Can you pull out each line of the data below that includes the word "placeholder"?

Excerpts from an interface dataset:
■ ■ ■ ■ ■

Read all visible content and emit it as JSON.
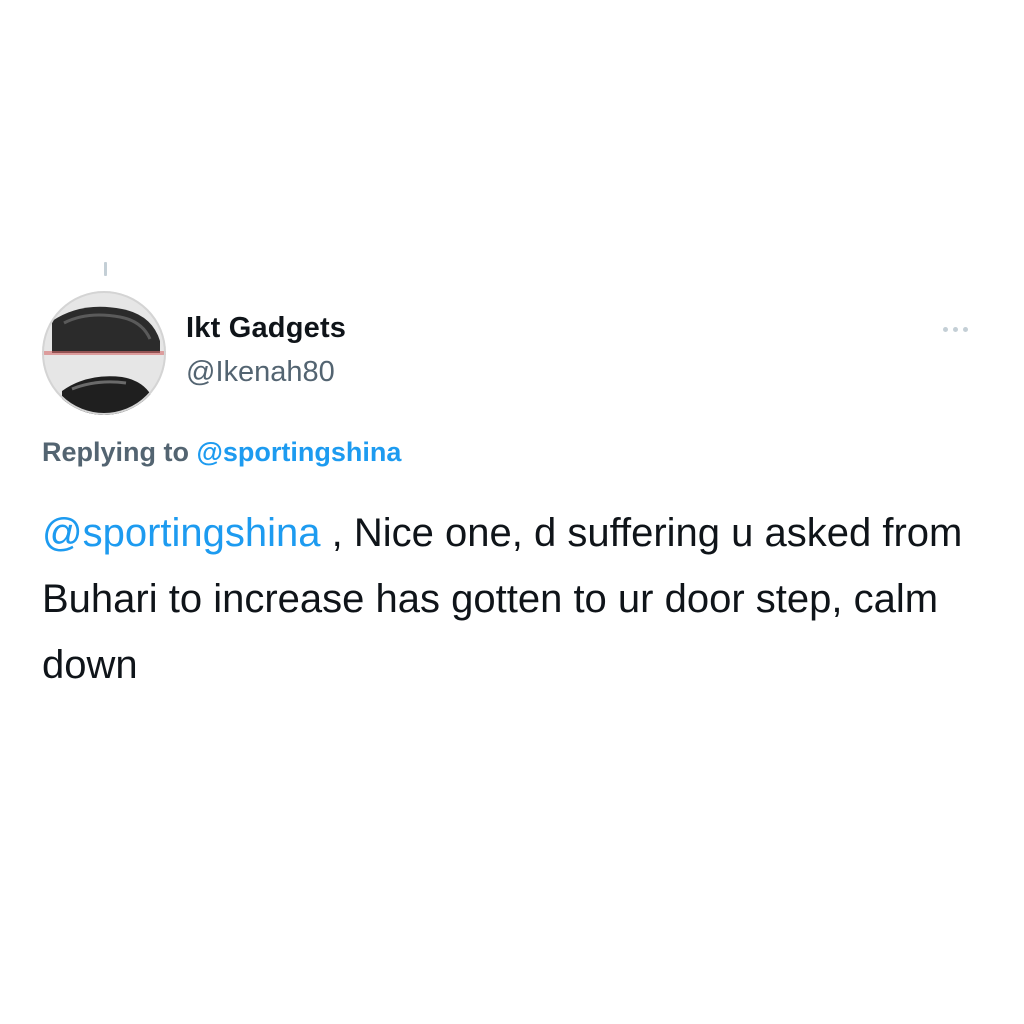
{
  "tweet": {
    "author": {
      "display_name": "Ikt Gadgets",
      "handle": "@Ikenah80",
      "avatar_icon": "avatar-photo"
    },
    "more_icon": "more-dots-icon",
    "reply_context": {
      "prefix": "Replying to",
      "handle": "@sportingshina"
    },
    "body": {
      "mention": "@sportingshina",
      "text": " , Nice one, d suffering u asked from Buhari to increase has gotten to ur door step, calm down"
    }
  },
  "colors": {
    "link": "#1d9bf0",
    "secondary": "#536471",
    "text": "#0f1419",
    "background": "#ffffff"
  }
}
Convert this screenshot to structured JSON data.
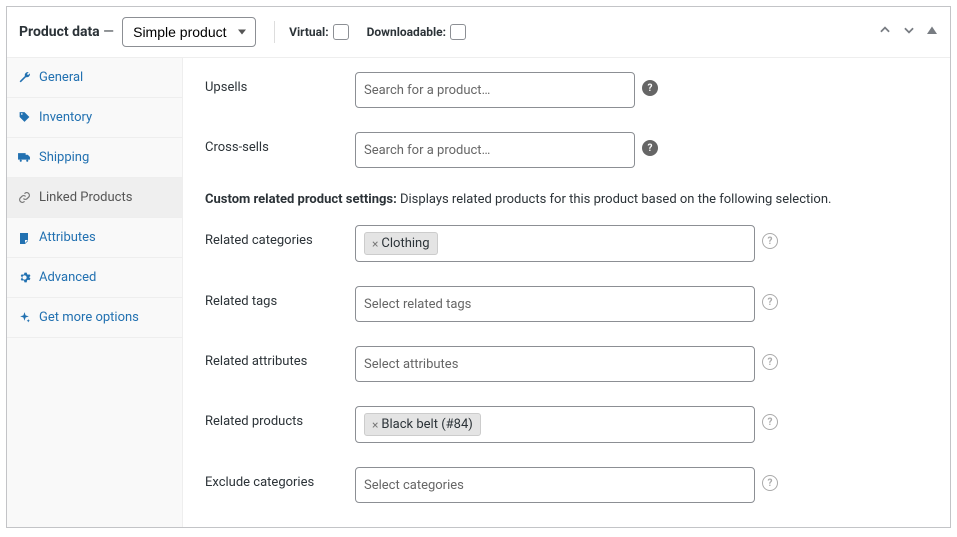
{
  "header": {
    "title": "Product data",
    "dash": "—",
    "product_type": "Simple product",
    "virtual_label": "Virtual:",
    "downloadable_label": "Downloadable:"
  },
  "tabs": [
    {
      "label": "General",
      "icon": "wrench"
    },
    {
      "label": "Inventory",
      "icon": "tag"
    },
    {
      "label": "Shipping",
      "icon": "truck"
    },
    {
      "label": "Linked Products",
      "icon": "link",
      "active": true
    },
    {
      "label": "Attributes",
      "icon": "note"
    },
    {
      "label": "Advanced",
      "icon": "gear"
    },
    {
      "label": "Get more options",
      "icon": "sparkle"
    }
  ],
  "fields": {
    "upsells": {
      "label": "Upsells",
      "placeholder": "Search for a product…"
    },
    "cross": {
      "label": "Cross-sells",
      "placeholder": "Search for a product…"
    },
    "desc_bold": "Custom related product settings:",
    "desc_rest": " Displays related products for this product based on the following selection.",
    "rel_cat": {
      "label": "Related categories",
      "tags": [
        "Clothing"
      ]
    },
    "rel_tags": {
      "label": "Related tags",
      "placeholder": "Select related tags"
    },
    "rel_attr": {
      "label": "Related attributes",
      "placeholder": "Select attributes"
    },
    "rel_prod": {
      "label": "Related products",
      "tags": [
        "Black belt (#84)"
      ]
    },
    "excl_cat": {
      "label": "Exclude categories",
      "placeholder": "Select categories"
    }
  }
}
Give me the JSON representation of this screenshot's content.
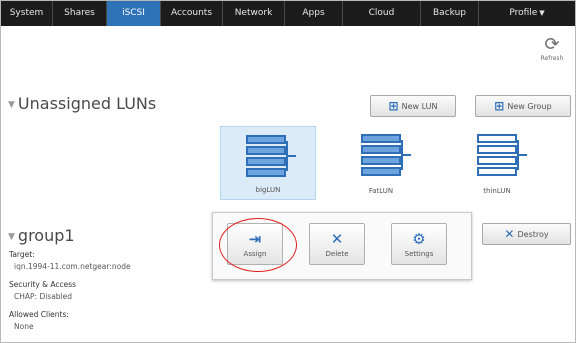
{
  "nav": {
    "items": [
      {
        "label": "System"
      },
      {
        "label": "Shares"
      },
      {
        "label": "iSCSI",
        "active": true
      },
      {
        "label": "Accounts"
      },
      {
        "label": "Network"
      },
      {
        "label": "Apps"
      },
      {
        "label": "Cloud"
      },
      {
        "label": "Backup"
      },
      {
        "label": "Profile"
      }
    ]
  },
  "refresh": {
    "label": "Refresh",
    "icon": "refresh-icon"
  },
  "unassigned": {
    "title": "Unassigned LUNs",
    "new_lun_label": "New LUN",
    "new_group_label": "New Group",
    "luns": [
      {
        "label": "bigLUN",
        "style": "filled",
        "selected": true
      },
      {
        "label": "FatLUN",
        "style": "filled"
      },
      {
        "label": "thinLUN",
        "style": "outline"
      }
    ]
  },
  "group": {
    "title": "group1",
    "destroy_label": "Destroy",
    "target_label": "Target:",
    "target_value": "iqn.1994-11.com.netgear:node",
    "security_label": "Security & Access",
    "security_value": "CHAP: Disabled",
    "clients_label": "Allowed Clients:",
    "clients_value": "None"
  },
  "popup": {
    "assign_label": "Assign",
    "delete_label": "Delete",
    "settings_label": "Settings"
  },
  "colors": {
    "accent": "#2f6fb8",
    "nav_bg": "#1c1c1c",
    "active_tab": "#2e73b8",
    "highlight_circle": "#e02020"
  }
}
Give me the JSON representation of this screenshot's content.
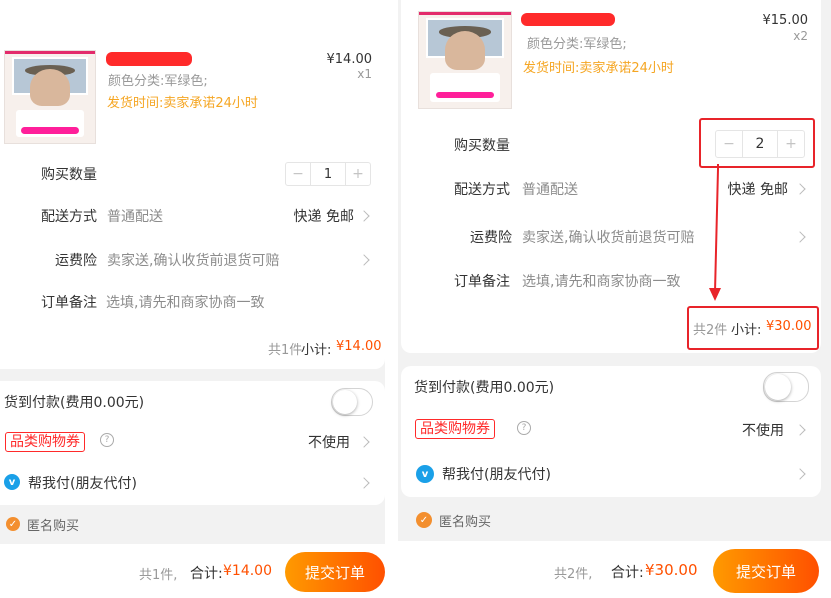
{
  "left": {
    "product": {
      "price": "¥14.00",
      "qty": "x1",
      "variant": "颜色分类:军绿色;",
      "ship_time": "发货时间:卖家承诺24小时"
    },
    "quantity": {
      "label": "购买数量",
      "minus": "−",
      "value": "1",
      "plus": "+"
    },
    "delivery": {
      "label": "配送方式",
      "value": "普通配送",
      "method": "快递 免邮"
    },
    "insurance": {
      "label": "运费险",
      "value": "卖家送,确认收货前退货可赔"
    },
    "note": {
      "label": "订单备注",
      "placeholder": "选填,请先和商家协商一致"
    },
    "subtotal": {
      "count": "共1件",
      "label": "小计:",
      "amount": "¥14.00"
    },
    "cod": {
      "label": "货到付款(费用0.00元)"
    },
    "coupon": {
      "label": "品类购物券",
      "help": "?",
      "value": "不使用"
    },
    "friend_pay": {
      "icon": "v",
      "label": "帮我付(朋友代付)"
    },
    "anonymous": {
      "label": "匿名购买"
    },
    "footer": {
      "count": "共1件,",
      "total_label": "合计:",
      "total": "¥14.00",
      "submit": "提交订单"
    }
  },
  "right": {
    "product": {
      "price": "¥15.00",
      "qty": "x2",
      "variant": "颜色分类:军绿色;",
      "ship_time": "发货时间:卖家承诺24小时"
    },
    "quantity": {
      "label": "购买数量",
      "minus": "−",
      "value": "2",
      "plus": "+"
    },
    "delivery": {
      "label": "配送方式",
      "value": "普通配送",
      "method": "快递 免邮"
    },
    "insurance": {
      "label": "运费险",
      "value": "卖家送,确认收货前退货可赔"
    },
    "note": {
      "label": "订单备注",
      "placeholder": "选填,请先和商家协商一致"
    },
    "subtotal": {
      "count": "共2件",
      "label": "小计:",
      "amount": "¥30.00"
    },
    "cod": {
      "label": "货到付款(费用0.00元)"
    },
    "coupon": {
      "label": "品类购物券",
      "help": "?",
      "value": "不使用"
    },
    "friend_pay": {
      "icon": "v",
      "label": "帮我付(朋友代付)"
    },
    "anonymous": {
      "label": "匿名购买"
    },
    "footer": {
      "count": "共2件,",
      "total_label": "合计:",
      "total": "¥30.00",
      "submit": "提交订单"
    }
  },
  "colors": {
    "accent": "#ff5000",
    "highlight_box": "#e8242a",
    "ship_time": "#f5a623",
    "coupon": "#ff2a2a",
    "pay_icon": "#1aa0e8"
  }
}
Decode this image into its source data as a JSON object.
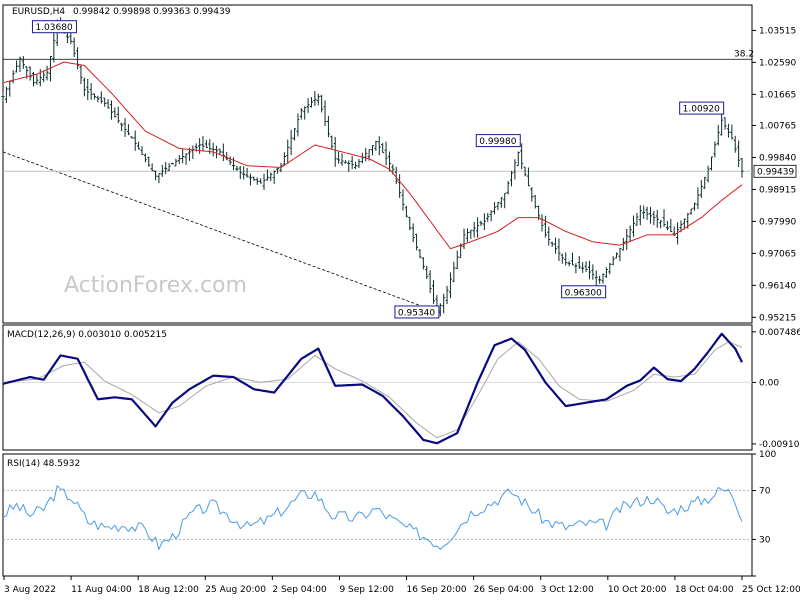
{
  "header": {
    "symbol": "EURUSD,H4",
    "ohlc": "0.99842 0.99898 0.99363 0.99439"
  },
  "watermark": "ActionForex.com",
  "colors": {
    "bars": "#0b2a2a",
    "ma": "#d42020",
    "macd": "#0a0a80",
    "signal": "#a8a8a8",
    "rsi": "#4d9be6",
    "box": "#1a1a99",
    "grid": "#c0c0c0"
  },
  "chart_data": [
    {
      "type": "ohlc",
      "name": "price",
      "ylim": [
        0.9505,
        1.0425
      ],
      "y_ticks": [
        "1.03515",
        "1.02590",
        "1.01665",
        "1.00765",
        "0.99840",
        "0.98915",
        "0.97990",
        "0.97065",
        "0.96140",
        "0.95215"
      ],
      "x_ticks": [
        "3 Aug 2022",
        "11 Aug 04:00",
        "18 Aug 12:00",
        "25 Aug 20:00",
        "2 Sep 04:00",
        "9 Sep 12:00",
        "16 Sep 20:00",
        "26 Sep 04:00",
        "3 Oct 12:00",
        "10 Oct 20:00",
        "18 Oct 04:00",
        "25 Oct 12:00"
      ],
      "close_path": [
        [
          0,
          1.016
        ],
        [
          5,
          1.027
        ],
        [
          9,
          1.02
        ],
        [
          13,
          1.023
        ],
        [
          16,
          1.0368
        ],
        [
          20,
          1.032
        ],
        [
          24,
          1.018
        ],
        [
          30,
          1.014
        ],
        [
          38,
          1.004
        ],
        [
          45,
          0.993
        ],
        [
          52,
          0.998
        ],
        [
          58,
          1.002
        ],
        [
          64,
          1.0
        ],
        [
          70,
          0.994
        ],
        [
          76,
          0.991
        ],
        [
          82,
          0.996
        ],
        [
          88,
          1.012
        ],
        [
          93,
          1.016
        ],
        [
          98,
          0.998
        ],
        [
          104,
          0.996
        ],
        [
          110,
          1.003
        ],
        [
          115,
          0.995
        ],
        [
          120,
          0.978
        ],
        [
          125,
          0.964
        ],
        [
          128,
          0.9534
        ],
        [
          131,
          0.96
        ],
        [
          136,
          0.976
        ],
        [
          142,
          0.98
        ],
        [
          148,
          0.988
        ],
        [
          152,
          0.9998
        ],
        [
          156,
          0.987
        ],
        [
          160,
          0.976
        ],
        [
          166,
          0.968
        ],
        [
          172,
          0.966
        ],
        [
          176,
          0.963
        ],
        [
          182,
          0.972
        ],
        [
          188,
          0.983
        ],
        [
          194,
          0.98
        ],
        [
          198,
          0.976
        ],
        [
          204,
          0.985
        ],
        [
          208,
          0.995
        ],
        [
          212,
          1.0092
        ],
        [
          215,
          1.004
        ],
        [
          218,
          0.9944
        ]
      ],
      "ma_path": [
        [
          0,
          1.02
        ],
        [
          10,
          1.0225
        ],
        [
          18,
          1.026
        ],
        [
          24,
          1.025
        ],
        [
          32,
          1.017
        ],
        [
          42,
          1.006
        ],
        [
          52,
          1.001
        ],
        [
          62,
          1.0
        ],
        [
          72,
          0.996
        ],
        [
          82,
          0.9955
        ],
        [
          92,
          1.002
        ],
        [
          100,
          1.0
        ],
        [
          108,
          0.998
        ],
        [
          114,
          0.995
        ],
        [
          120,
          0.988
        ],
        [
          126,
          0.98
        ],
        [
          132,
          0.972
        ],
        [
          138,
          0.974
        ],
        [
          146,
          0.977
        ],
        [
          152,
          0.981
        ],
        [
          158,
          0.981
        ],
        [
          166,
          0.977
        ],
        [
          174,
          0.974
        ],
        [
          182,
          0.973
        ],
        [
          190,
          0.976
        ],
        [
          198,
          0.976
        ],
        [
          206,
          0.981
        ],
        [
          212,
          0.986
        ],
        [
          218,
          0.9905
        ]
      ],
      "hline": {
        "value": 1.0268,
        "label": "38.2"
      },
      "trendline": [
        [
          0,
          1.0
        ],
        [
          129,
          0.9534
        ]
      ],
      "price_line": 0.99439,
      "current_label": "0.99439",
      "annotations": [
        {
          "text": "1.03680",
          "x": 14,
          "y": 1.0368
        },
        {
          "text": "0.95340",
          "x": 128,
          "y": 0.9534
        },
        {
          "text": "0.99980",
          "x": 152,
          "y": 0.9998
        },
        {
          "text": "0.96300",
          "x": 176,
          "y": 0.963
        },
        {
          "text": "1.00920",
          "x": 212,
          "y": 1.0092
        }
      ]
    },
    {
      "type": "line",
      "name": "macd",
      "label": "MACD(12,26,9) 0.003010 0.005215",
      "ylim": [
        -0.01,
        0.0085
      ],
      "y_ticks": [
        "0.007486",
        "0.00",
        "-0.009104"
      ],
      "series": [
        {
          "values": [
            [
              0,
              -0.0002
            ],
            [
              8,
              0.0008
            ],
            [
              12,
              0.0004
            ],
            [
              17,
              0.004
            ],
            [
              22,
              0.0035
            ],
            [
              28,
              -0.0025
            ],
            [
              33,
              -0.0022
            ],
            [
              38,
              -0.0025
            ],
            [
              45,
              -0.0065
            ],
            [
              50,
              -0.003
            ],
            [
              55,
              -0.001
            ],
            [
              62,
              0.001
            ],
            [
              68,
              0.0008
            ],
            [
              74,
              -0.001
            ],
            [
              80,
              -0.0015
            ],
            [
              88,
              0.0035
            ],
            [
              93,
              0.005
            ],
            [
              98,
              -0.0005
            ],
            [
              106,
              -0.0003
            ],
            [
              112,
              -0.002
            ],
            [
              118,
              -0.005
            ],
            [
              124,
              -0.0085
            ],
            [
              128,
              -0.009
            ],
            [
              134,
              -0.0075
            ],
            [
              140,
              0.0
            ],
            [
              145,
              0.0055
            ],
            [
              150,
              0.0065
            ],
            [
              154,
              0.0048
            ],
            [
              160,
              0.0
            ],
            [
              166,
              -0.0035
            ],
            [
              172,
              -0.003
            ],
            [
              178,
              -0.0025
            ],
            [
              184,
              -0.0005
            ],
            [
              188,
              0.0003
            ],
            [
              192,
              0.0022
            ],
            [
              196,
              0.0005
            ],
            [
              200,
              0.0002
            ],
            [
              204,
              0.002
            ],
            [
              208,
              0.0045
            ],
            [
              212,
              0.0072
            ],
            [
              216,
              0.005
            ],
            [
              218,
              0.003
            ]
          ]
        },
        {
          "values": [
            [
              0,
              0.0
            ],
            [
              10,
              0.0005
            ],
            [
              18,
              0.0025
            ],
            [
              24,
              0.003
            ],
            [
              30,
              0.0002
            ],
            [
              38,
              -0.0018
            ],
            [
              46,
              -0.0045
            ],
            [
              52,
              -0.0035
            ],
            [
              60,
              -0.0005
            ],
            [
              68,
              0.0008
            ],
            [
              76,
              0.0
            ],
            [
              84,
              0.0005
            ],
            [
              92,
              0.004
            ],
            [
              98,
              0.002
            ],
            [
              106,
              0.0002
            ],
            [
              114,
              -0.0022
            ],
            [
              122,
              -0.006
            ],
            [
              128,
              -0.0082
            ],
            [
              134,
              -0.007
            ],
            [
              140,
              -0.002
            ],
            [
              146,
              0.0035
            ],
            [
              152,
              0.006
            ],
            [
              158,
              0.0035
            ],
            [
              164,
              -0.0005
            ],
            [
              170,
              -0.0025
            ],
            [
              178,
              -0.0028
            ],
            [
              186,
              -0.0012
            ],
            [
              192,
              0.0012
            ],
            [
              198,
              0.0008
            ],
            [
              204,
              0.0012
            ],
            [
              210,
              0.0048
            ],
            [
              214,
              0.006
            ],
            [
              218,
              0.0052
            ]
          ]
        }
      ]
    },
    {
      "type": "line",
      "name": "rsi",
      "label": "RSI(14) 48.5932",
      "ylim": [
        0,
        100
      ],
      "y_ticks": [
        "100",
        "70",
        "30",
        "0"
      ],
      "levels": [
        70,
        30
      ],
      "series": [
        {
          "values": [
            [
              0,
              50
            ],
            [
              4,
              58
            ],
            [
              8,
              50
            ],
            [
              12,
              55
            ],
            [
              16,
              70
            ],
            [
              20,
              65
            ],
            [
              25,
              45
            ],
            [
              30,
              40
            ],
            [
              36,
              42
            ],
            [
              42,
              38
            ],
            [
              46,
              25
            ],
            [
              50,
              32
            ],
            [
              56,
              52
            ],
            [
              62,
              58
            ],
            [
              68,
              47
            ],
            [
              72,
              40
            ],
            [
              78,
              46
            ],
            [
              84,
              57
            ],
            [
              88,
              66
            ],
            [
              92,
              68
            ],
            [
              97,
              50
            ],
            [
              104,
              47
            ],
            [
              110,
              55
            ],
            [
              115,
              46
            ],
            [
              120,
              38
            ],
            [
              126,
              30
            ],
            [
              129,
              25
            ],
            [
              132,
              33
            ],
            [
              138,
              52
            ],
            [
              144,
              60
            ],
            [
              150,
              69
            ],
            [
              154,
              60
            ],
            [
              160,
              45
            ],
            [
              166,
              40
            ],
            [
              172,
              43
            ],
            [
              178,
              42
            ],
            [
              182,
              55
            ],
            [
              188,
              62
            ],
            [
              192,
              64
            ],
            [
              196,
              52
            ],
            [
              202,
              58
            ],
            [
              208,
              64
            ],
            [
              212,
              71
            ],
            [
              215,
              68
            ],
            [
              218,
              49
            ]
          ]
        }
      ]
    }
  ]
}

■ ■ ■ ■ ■

Task output:
      "placeholder": "Search for a product…"
      "placeholder": "Search for a product…"
      "placeholder": "Select related tags"
      "placeholder": "Select attributes"
      "placeholder": "Select categories"
      "placeholder": "选填,请先和商家协商一致"
      "placeholder": "选填,请先和商家协商一致"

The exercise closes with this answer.